The renal thiazide-sensitive Na(+)-Cl(-) cotransporter (NCC) is the salt transporter in the distal convoluted tubule. Its activity is fundamental for defining blood pressure levels. Decreased NCC activity is associated with salt-remediable arterial hypotension with hypokalemia (Gitelman disease), while increased activity results in salt-sensitive arterial hypertension with hyperkalemia (pseudohypoaldosteronism type II; PHAII). The discovery of four different genes causing PHAII revealed a complex multiprotein system that regulates the activity of NCC. Two genes encode for with-no-lysine (K) kinases WNK1 and WNK4, while two encode for kelch-like 3 (KLHL3) and cullin 3 (CUL3) proteins that form a RING type E3 ubiquitin ligase complex.
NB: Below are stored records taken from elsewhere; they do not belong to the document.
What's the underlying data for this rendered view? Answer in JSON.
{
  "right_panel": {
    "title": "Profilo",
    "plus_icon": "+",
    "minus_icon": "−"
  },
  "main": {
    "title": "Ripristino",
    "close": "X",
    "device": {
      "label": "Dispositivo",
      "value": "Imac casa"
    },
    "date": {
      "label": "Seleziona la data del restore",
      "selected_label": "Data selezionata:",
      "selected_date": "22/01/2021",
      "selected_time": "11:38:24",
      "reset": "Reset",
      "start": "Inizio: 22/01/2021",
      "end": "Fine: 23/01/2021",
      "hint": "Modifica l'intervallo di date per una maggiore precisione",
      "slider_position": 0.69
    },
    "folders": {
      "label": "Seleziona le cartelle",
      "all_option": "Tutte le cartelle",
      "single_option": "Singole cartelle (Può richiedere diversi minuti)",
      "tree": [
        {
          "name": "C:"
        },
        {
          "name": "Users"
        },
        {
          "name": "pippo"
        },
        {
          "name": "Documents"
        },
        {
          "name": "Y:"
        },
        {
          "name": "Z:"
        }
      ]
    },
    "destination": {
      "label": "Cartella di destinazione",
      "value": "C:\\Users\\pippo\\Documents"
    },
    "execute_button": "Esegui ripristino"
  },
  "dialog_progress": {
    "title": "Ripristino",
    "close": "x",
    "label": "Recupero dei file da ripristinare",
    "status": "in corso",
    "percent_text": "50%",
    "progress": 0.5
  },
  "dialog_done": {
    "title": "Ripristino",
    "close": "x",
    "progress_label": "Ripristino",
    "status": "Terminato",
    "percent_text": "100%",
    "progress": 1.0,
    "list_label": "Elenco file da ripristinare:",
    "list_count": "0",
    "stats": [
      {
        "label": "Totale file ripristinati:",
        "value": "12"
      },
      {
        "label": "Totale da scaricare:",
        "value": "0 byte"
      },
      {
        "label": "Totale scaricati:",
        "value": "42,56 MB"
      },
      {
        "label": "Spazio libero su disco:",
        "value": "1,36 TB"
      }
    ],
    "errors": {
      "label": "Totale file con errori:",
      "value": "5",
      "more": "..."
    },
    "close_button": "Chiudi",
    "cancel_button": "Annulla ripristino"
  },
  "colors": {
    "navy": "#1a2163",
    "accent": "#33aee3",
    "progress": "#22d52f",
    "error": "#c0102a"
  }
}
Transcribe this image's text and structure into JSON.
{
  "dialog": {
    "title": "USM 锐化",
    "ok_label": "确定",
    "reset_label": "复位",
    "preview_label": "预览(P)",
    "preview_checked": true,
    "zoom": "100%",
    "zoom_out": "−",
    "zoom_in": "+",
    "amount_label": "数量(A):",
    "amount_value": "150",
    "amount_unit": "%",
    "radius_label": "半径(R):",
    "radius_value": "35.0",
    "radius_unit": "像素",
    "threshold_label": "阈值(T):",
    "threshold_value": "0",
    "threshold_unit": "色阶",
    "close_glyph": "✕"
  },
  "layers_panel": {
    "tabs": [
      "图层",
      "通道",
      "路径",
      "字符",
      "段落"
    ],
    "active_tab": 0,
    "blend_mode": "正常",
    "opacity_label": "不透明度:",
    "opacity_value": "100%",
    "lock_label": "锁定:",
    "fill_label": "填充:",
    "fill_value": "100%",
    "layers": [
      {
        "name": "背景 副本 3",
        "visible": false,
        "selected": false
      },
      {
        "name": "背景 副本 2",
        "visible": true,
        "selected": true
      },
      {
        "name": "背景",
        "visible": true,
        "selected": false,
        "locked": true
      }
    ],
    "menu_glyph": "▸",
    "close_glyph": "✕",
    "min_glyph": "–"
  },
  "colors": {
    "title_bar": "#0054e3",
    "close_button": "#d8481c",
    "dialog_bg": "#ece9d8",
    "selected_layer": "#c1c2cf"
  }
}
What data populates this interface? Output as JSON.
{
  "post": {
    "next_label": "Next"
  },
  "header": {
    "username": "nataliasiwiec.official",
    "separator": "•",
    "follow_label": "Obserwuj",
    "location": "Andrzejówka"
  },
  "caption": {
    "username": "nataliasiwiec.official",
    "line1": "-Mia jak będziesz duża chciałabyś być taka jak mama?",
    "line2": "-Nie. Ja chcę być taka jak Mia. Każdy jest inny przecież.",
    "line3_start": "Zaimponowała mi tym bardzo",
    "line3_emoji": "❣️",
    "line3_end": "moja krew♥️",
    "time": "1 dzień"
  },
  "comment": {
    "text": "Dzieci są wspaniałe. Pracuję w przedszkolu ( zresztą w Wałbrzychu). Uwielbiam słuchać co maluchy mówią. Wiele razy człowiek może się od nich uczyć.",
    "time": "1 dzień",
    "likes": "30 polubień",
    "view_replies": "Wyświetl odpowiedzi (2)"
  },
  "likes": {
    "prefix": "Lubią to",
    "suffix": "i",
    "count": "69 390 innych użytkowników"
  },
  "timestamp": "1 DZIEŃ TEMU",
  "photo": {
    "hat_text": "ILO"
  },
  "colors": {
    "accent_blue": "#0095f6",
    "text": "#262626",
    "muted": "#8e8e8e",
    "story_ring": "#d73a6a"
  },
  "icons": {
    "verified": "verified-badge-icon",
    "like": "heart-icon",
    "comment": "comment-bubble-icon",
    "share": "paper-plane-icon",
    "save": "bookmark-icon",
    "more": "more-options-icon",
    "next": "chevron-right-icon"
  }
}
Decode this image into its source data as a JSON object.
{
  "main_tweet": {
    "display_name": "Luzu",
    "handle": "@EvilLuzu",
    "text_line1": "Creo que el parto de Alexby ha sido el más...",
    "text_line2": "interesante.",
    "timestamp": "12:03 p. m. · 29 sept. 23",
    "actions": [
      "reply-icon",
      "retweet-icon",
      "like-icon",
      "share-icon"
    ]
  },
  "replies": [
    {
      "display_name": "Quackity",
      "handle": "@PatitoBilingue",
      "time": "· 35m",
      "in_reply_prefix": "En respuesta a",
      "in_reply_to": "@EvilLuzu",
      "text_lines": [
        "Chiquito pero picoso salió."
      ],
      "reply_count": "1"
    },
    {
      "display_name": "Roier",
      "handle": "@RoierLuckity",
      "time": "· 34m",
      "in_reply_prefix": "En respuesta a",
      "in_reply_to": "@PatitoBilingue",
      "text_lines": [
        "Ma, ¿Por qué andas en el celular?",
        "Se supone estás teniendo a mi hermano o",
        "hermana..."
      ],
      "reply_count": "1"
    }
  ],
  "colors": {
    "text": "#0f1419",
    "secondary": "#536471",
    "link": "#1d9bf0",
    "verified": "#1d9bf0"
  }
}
Extensive research has shown that WNK1 and WNK4 are the targets for the KLHL3-CUL3 complex and that WNKs modulate the activity of NCC by means of intermediary Ste20-type kinases known as SPAK or OSR1. The understanding of the effect of WNKs on NCC is a complex issue, but recent evidence discussed in this review suggests that we could be reaching the end of the dark ages regarding this matter.
Keywords: WNK4; distal tubule; diuretics; hypertension; ion transport.
Copyright © 2015 the American Physiological Society.